Slowly our invests in the automation of creating release branches are paying off. With each milestone, the scripts were improved, and we are able to create release branches with a single click. In the best case, this means just waiting several hours for all the builds to complete. But as said, things do not always go smoothly, and failing UI tests (that worked totally fine on the master branch before) force us to retrigger builds, which take hours to complete again, and that several times. Our focus therefore in on making test execution more reliable.

We further plan to participate in the full Eclipse simultaneous release cycle, which means four releases each three months, i.e. three milestones and the final release.

Behind the scenes

Most of the work happens on code that is not visible to most users. Fixing bugs is always included, and we are fixing several of them with each release. Most of these bugs, users won’t even notice. Xtext can be considered rather stable and mature nowadays.

We have worked quite a lot on the implementation of UI tests, mainly to reduce the risk of flaky tests, which is, as mentioned above, still a sore point. Also, speeding up tests was in focus. The UI tests take the lion's share of our build time. And for each combination of project setup and build configuration the wizard can produce, we have added an integration test. Quite likely, we will dedicate a separate blog post to our testing efforts.

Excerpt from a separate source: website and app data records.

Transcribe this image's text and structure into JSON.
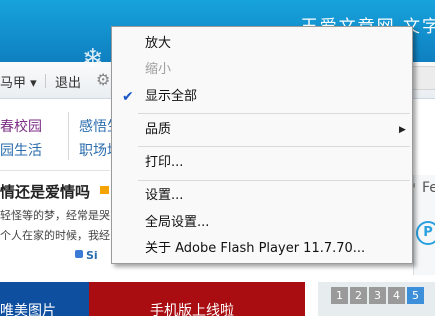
{
  "background": {
    "banner_title": "玉爱文章网 文字",
    "nav": {
      "user": "马甲 ▾",
      "logout": "退出"
    },
    "links": [
      {
        "text": "春校园",
        "color": "purple"
      },
      {
        "text": "园生活",
        "color": "blue"
      },
      {
        "text": "感悟生",
        "color": "blue"
      },
      {
        "text": "职场培",
        "color": "blue"
      }
    ],
    "headline": "情还是爱情吗",
    "excerpt_line1": "轻怪等的梦，经常是哭",
    "excerpt_line2": "个人在家的时候，我经",
    "share_label": "Si",
    "right_partial": "Fe",
    "bottom_left_label": "唯美图片",
    "bottom_mid_label": "手机版上线啦",
    "pager": [
      "1",
      "2",
      "3",
      "4",
      "5"
    ],
    "pager_active": "5"
  },
  "context_menu": {
    "items": {
      "zoom_in": "放大",
      "zoom_out": "缩小",
      "show_all": "显示全部",
      "quality": "品质",
      "print": "打印...",
      "settings": "设置...",
      "global_settings": "全局设置...",
      "about": "关于 Adobe Flash Player 11.7.70..."
    },
    "show_all_checked": true,
    "zoom_out_disabled": true
  }
}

Major effort is also put into build and release engineering tasks. We are preparing to move the build infrastructure to the Common Build Infrastructure (CBI). With Xtext, we were one of the guinea pig projects for that infrastructure. We are still not fully done here and are still struggling with getting our builds, including UI tests, to run under CBI. In the past, the new infrastructure felt unstable like a Jenga tower built by 20 drunk teenagers. Nonetheless, the Eclipse CBI team is very responsive and helpful, and we are working together to get our builds to run reliably on CBI. Again, worth another blog post or more to share our experience.

Everything we need to build Xtext has been updated to its latest state (see “upgrades” section above), and we cleaned up the code base. The number of warnings and of usages of deprecated or restricted APIs has reached a new minimum.


Xtext 2.17 and the technology stack below it is now supporting Java 11 completely. All third-party components have been lifted to their latest states, respectively. Besides that, the technical debt has been reduced by internal refactorings and revised UI tests. The new Maven BOM facilitates the dependency management for Maven and Gradle build configurations and reduces the risk of misconfiguration or build build problems. The release cadence is now fully in sync with the new Eclipse rolling releases.

Do you want to know more? Have a look at the release notes for Xtext & Xtend.

About Karsten Thoms

Karsten Thoms is working since 2003 for itemis. He is a well-known expert on language engineering and part of the Eclipse Xtext core developer team. For over 10 years, Karsten is now committer to Eclipse projects, currently Eclipse Xtext, Eclipse Platform, MWE, and Xpand. He is also contributing to numerous other Eclipse projects, such as JDT, EMF, Equinox, and Oomph. Karsten is a frequent speaker at international conferences and a writer for German tech magazines.